3 Good Reasons to Question What You Believe
by Luke Nix
Many people like to ask questions, and not just basic questions that get us through day-to-day life, but questions that go beyond our basic routines. Questions that examine who we are, why we are here, from where have we come. Questions that are on all our minds, but many fear to ask. Some are afraid they may discover something they do not like; some are afraid they may offend another’s answers to the same questions; some do not believe the questions can be answered with any level of confidence; and some do not believe that such questions are even legitimate to ask. Unfortunately, those fears often prevent people from asking the deeper questions, and they either struggle quietly with them or ignore them altogether.
When confronted with deep questions, we are forced to reexamine what we ultimately believe. Often they cause doubt about what we have held dear and what we have dedicated our lives to. These challenges are difficult to overcome, and many times understanding the reasons why truly wrestling with the deeper questions is preferable to not doing so will go a long way to help us overcome our reluctance to enter the struggle. Today I want to discuss three reasons why it is important that every person questions what they believe.
1. You Could Be Wrong!
This is the reason that seems to be the most obvious, yet it is responsible for the most reluctance. Who really likes to be wrong about things? As kids we get in trouble for doing what is wrong; as students get receive lower grades when we get a question wrong; as adults we are reprimanded at work and may even lose our jobs over being wrong. But these are merely effects that can last a relatively short amount of time. As kids we learn to do what is right; as students we learn the correct answers, and as employees we learn what is expected. However, when we are wrong about the deeper questions, it can cast horrible shadows on our lives. If we have lived our lives with a wrong worldview, we could see that we have wasted our lives- an implication that becomes worse with age. We could see that we have led many others down the same wrong path, including our children, friends, and students.
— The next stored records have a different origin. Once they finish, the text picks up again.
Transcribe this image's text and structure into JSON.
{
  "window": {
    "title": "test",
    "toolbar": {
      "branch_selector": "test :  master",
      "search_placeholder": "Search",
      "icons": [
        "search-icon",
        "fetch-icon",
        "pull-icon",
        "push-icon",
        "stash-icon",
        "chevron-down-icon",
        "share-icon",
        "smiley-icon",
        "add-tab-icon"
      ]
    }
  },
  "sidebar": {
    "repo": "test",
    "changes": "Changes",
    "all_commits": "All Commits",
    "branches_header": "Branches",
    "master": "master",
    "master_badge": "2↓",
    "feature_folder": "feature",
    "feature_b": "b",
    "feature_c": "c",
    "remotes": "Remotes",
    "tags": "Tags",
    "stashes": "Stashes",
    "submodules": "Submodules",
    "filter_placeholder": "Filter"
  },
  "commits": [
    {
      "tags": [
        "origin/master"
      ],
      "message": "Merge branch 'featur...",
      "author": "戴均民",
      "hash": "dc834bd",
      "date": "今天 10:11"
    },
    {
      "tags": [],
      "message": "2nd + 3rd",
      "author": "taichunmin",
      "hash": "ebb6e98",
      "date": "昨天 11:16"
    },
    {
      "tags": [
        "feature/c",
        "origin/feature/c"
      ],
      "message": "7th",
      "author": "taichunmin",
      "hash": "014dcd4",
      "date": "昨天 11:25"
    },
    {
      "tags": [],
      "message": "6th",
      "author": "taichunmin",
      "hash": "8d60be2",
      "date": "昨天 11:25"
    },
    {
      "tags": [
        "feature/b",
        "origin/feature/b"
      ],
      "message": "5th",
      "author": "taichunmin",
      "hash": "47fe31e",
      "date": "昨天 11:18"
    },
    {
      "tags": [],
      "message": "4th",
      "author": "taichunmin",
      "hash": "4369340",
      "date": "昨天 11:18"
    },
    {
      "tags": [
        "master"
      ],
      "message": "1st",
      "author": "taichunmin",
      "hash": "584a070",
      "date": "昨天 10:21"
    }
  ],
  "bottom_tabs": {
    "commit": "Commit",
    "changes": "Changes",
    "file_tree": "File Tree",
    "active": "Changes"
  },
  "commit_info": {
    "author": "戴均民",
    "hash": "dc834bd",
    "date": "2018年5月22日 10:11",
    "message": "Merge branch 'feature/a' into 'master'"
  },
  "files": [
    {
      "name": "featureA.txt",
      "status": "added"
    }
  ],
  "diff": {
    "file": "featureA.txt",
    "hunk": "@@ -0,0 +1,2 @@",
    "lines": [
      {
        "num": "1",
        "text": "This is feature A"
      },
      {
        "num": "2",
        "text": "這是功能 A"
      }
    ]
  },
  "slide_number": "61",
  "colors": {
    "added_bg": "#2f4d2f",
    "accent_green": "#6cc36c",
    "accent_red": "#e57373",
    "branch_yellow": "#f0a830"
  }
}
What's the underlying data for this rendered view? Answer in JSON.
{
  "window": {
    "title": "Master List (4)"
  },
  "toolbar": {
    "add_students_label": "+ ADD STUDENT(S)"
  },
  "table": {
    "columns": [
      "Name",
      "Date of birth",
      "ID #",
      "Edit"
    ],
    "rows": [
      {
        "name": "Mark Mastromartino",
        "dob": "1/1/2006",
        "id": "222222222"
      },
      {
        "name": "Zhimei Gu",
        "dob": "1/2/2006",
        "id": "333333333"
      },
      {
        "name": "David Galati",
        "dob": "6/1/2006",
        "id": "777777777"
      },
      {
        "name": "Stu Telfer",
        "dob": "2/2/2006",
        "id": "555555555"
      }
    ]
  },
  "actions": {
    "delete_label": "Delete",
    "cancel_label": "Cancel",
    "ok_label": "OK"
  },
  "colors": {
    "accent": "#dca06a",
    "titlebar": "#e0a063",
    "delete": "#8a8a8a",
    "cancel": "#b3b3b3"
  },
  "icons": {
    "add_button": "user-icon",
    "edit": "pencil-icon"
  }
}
Questioning what we believe necessarily involves the possibility that we be wrong about these deeper questions, thus the implications described are real possibilities. None of us like this possibility, and it keeps many of us from questioning what we believe. However, if we do not question what we believe, we may continue down the same path of wasting our lives to something false and continuing to push what is wrong onto those we love. What is done is done. But if it is wrong, we should not be so emotionally attached to our past that we prefer to continue with what is wrong. It is better that we make a change to begin no longer wasting our lives (even if we only have a few more) and begin teaching what is right (even if we may only affect a few people compared to before) than it is to continue to add to the problem. If we treasure truth over error and desire to communicate truth rather than error, then we have good reason to not be afraid of being wrong and to question what we believe…